* Data:
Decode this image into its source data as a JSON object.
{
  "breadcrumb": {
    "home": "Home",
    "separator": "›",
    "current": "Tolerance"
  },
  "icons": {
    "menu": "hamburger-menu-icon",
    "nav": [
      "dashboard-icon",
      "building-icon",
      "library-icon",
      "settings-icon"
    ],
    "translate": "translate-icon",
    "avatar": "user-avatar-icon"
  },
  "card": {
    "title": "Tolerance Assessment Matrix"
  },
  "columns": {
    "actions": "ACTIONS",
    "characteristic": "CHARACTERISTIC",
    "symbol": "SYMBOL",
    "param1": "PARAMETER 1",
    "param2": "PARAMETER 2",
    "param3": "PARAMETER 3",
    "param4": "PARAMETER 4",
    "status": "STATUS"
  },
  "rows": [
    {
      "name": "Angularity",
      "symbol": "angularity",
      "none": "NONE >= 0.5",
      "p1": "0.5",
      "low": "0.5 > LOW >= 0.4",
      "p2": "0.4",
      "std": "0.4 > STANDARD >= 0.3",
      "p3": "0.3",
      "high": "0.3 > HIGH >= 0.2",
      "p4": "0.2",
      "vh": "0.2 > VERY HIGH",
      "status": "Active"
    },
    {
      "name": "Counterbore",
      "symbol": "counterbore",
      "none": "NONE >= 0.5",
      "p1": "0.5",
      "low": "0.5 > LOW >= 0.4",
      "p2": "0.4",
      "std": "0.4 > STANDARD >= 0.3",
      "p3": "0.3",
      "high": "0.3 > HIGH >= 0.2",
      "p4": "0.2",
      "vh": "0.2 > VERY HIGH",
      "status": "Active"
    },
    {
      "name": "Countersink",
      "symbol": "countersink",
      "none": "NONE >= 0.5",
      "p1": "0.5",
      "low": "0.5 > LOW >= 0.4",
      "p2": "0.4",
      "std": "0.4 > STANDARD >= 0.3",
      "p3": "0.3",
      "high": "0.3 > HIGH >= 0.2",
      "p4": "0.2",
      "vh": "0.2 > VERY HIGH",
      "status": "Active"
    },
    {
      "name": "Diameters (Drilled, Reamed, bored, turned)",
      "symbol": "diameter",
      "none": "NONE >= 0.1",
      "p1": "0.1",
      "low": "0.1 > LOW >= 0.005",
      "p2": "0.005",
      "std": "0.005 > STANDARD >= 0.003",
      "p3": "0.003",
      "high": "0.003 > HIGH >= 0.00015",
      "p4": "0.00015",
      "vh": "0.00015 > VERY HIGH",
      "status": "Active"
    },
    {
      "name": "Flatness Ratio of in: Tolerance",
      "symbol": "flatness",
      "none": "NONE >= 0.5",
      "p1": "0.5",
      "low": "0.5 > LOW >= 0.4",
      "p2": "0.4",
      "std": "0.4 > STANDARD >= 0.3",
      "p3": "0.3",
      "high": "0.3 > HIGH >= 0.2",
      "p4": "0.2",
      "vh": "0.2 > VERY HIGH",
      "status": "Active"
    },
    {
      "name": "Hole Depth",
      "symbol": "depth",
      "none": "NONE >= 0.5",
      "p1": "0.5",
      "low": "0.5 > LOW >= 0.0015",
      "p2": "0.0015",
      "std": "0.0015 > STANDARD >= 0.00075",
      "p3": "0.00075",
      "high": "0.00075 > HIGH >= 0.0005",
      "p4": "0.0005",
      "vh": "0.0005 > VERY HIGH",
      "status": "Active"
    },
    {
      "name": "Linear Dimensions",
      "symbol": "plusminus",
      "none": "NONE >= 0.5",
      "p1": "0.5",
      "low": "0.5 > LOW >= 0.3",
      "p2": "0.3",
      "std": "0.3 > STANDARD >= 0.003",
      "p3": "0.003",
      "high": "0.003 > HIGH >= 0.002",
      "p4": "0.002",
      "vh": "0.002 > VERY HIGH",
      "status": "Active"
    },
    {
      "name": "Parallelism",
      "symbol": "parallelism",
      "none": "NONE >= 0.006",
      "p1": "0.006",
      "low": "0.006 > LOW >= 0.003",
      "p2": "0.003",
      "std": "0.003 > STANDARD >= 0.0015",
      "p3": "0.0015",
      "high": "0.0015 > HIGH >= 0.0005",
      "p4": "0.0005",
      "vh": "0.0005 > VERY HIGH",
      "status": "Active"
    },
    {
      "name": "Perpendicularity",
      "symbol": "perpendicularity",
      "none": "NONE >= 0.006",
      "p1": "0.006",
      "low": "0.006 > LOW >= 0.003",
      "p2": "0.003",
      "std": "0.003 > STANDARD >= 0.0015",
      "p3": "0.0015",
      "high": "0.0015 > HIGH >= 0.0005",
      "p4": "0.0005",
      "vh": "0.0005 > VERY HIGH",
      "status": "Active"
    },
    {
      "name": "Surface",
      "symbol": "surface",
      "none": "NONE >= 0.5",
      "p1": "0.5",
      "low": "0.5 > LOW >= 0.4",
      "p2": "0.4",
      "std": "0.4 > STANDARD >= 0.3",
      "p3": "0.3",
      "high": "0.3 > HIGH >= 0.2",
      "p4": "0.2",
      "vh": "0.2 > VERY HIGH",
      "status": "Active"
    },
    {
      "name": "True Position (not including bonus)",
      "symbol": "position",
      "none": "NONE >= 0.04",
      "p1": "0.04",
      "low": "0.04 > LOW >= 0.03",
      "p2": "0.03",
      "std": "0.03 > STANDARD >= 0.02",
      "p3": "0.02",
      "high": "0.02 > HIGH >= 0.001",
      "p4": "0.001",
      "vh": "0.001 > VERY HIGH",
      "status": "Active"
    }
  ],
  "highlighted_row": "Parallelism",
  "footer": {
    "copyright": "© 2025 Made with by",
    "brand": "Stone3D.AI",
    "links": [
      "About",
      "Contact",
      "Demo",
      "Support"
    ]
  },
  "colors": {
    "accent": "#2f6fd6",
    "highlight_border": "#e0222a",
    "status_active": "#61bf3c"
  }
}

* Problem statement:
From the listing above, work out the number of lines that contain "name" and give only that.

* Task answer:
11